• **What to do**:
Every line holding the word "true" should be copied from the material.

=-=-=-=-=

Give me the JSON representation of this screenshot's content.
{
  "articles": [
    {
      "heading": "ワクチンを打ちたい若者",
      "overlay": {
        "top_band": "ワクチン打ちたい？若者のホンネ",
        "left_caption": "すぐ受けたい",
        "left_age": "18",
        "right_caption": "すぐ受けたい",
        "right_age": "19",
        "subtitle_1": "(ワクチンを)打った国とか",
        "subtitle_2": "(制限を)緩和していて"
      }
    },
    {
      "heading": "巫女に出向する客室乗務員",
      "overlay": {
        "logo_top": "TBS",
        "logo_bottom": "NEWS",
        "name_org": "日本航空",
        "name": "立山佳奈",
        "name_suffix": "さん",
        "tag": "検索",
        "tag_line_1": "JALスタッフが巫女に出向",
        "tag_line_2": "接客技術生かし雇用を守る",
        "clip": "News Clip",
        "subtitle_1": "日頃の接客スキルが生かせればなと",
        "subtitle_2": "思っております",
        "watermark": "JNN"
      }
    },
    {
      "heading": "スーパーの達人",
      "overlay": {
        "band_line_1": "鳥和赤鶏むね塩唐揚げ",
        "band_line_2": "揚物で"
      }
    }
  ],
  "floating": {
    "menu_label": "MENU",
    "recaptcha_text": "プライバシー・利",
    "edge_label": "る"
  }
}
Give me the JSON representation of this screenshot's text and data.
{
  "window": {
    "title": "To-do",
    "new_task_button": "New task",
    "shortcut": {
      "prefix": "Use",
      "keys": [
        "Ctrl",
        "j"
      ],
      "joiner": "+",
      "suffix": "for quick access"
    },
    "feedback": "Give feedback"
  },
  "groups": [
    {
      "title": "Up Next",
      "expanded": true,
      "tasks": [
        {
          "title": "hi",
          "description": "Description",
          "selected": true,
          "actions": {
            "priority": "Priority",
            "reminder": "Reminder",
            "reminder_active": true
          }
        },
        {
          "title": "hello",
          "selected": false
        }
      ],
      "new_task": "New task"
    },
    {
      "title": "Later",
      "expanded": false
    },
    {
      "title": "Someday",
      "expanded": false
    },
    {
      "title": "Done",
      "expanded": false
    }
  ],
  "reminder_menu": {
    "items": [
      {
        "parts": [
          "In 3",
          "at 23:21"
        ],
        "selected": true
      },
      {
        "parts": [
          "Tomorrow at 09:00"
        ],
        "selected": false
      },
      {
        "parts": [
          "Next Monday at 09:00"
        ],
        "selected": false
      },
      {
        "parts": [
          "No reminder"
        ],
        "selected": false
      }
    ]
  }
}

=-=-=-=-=

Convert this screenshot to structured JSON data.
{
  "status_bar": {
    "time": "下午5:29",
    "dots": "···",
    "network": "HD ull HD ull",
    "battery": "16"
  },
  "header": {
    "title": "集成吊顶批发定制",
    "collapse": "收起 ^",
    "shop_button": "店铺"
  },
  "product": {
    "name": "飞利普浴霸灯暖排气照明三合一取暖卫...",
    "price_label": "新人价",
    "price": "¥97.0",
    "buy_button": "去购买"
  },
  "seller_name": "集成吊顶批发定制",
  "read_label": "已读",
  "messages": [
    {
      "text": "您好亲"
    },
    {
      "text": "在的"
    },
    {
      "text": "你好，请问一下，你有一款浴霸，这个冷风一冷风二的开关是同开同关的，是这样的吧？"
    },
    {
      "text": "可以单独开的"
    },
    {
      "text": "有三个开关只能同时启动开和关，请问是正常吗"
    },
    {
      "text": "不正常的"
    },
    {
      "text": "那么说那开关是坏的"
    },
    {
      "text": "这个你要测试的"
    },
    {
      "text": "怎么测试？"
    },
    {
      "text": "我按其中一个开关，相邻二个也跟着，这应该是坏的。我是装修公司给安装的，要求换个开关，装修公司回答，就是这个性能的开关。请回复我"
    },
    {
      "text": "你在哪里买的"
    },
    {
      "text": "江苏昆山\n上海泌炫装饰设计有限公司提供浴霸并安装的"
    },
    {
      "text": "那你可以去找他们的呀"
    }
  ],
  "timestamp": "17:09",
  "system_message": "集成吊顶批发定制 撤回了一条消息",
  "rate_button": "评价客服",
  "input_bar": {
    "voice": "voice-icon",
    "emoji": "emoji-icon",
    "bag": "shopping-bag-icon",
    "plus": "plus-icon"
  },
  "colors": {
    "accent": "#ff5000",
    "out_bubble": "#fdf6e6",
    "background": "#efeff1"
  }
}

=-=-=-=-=

• **Your solution**:
      "expanded": true,
          "selected": true,
            "reminder_active": true
        "selected": true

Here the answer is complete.